Table of contents

  1. Front Matter
    Pages i-xiii
  2. Issues and Questions

    1. Front Matter
      Pages 1-1
    2. Jim Douglas, Markku Simula
      Pages 3-17
    3. Jim Douglas, Markku Simula
      Pages 19-39
    4. Jim Douglas, Markku Simula
      Pages 41-52
  3. The Dynamics of Forest Loss

    1. Front Matter
      Pages 53-53
    2. Jim Douglas, Markku Simula
      Pages 55-79
    3. Jim Douglas, Markku Simula
      Pages 81-104
  4. Sustainability and Valuation of the Forests

    1. Front Matter
      Pages 105-105
    2. Jim Douglas, Markku Simula
      Pages 107-145
    3. Jim Douglas, Markku Simula
      Pages 147-193
    4. Jim Douglas, Markku Simula
      Pages 195-207
  5. Back Matter
    Pages 209-211

About this book

Introduction
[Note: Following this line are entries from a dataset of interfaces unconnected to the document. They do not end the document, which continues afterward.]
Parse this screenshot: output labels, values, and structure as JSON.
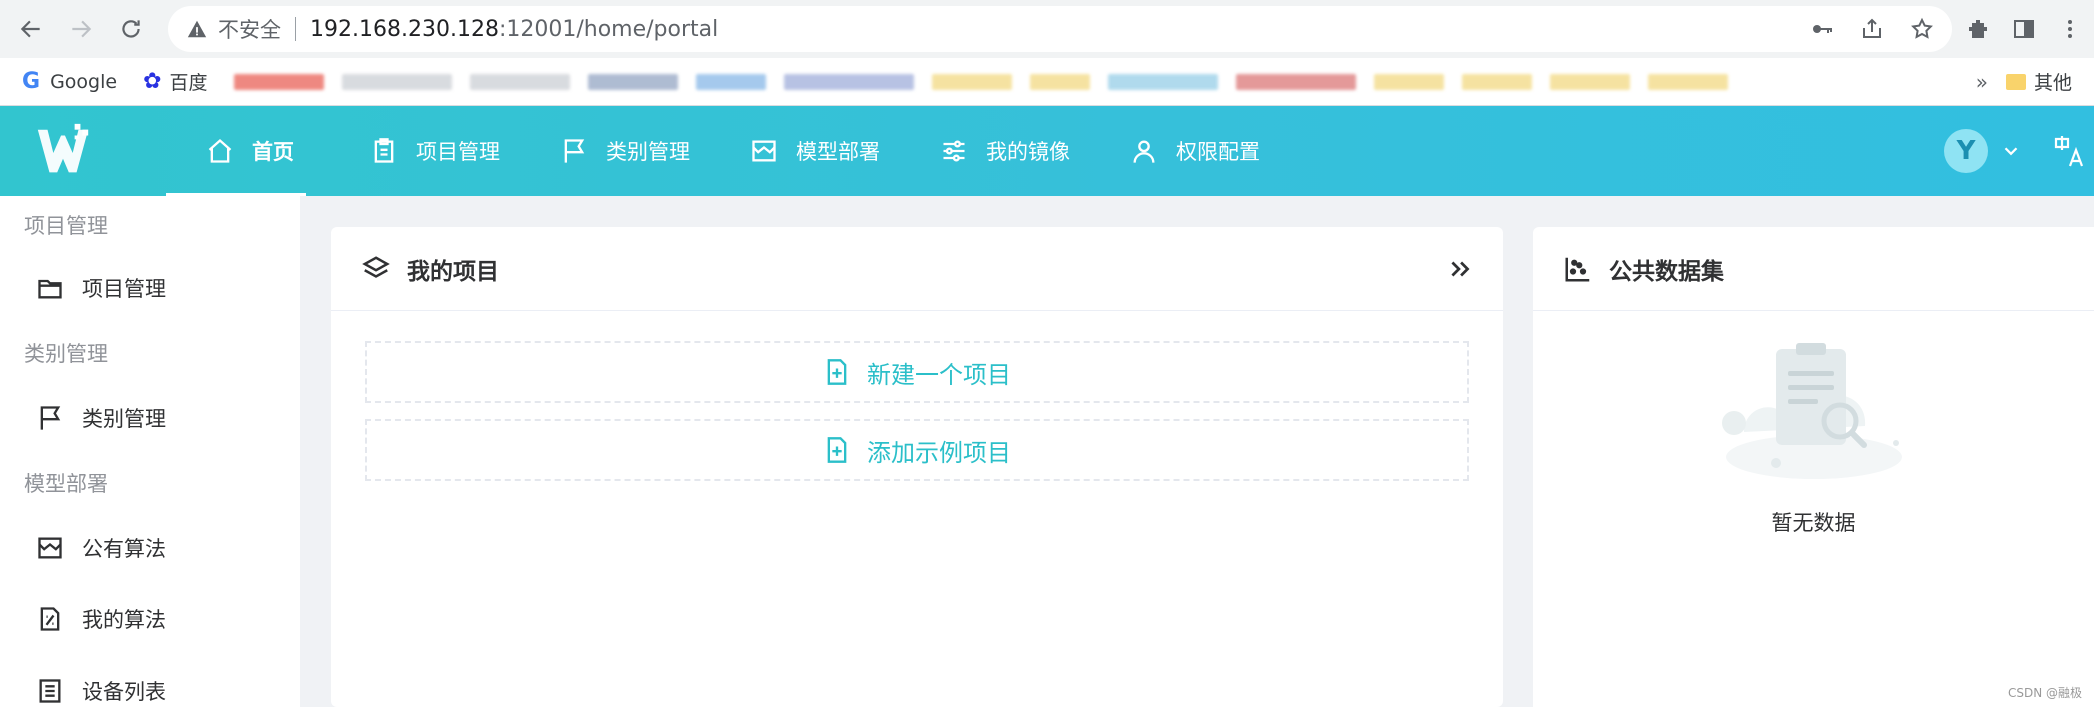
{
  "browser": {
    "insecure_label": "不安全",
    "url_host": "192.168.230.128",
    "url_rest": ":12001/home/portal",
    "bookmarks": {
      "google": "Google",
      "baidu": "百度",
      "more": "»",
      "other_folder": "其他"
    }
  },
  "header": {
    "nav": [
      {
        "label": "首页",
        "icon": "home-icon"
      },
      {
        "label": "项目管理",
        "icon": "clipboard-icon"
      },
      {
        "label": "类别管理",
        "icon": "flag-icon"
      },
      {
        "label": "模型部署",
        "icon": "store-icon"
      },
      {
        "label": "我的镜像",
        "icon": "sliders-icon"
      },
      {
        "label": "权限配置",
        "icon": "user-icon"
      }
    ],
    "avatar_letter": "Y",
    "accent": "#36c0da"
  },
  "sidebar": {
    "groups": [
      {
        "title": "项目管理",
        "items": [
          {
            "label": "项目管理",
            "icon": "folder-icon"
          }
        ]
      },
      {
        "title": "类别管理",
        "items": [
          {
            "label": "类别管理",
            "icon": "flag-icon"
          }
        ]
      },
      {
        "title": "模型部署",
        "items": [
          {
            "label": "公有算法",
            "icon": "store-icon"
          },
          {
            "label": "我的算法",
            "icon": "algorithm-icon"
          },
          {
            "label": "设备列表",
            "icon": "device-list-icon"
          }
        ]
      }
    ]
  },
  "my_projects": {
    "title": "我的项目",
    "new_project": "新建一个项目",
    "add_example": "添加示例项目"
  },
  "public_datasets": {
    "title": "公共数据集",
    "empty_text": "暂无数据"
  },
  "watermark": "CSDN @融极"
}
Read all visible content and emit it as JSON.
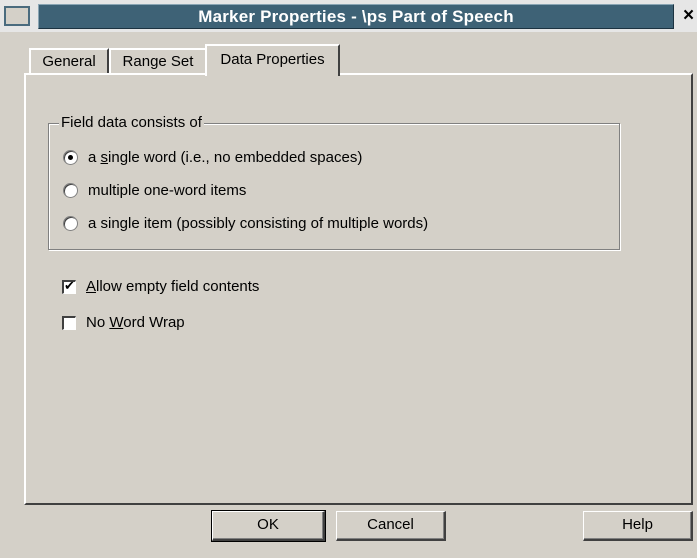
{
  "window": {
    "title": "Marker Properties - \\ps Part of Speech",
    "close_glyph": "×"
  },
  "tabs": [
    {
      "label": "General",
      "active": false
    },
    {
      "label": "Range Set",
      "active": false
    },
    {
      "label": "Data Properties",
      "active": true
    }
  ],
  "field_group": {
    "label": "Field data consists of",
    "options": [
      {
        "pre": "a ",
        "mnemonic": "s",
        "post": "ingle word (i.e., no embedded spaces)",
        "checked": true
      },
      {
        "pre": "",
        "mnemonic": "",
        "post": "multiple one-word items",
        "checked": false
      },
      {
        "pre": "",
        "mnemonic": "",
        "post": "a single item (possibly consisting of multiple words)",
        "checked": false
      }
    ]
  },
  "checkboxes": [
    {
      "pre": "",
      "mnemonic": "A",
      "post": "llow empty field contents",
      "checked": true
    },
    {
      "pre": "No ",
      "mnemonic": "W",
      "post": "ord Wrap",
      "checked": false
    }
  ],
  "buttons": {
    "ok": "OK",
    "cancel": "Cancel",
    "help": "Help"
  },
  "colors": {
    "title_bar": "#3e6276",
    "face": "#d4d0c8"
  }
}
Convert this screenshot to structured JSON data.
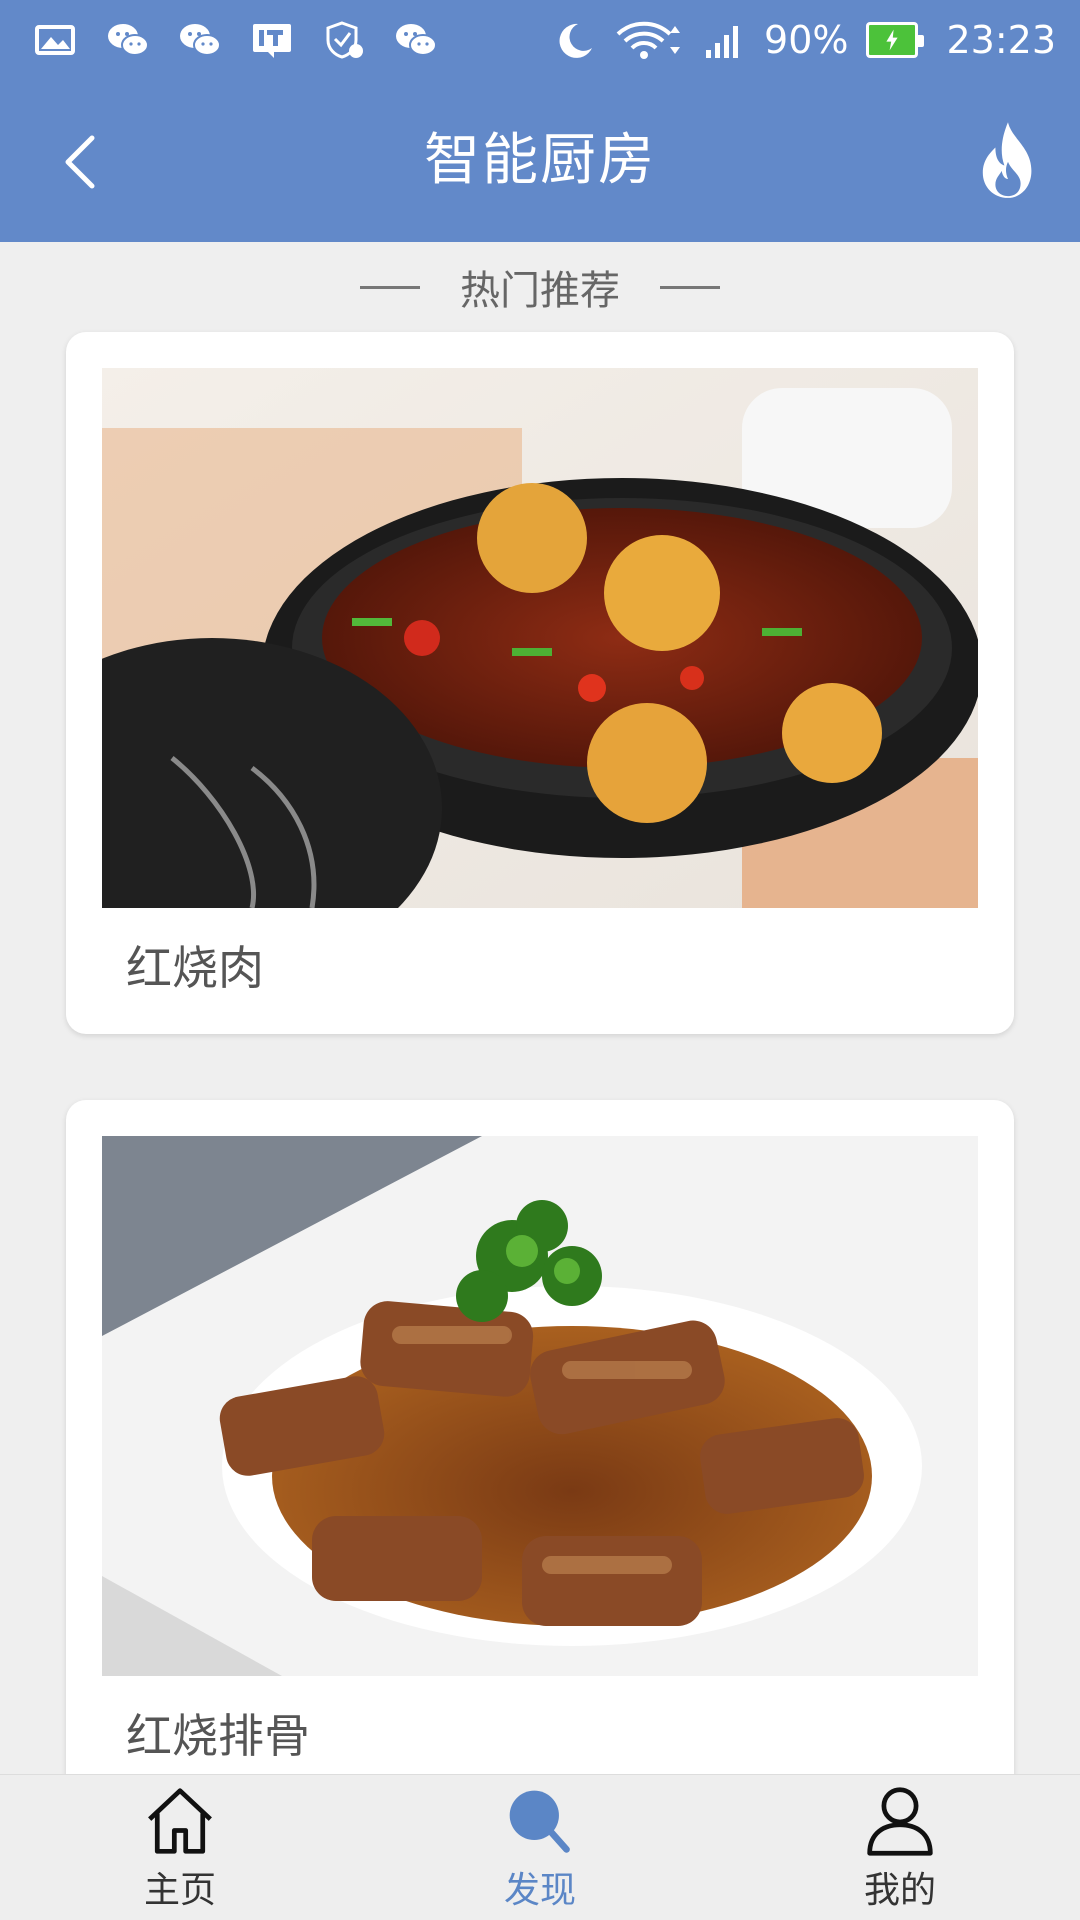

At the landmark 1992 United Nations Conference on Environment and Development (Earth Summit), solemn resolutions were made both to protect the world’s biodiversity and to co-operate on managing natural forests in a sustainable and ecologically responsible way. If anything, given recent developments in issues such as climate change and poverty, the problem of protecting and sustaining forests should logically have become more important globally. Yet public interest in, and development support for, forest activities have declined and rates of forest loss remain stubbornly high. Why has this happened? This book seeks answers to this question. It examines the often dysfunctional relationships between various members of the international forest constituency, which have so often prevented the formation of consensus. It also explores the tendency to pursue technical and politically convenient ‘fixes’ focused on the internal workings of the forest sector, while ignoring the overwhelming influence of external forces on the fate of forests. The result, all too often, has been programs which benefit a few powerful players and fail to provide real solutions. The book provides a new examination of and perspective on the international forest policy debate. It clarifies the reasons for global forest conflicts and provides insight for future policy development. Including examples from both the developed and developing world, it provides an invaluable resource for researchers and graduate students in forest policy and international relations, as well as a useful reference for policymakers and professionals in the forest sector, the development community and conservationists. With significant global attention now focused on reducing carbon emissions from deforestation and forest degradation (REDD), the authors examine the promise and the potential problems that apply to this initiative.

Keywords

Deforestation Rainforest Sustainable forest management Tropical rainforest biodiversity development forest forest policy logging national forest policy

Authors and affiliations

  • Jim Douglas
    • 1
  • Markku Simula
    • 2
  1. 1.College of Medicine, Biology &, EnvironmentAustralian National UniversityCanberraAustralia
  2. 2.Ardot OyHelsinkiFinland

Bibliographic information

  • DOI https://doi.org/10.1007/978-90-481-9582-4
  • Copyright Information Springer Science+Business Media B.V. 2010
  • Publisher Name Springer, Dordrecht
  • eBook Packages Biomedical and Life Sciences
  • Print ISBN 978-90-481-9581-7
  • Online ISBN 978-90-481-9582-4
  • Series Print ISSN 1566-0427
  • Series Online ISSN 1566-0427
  • About this book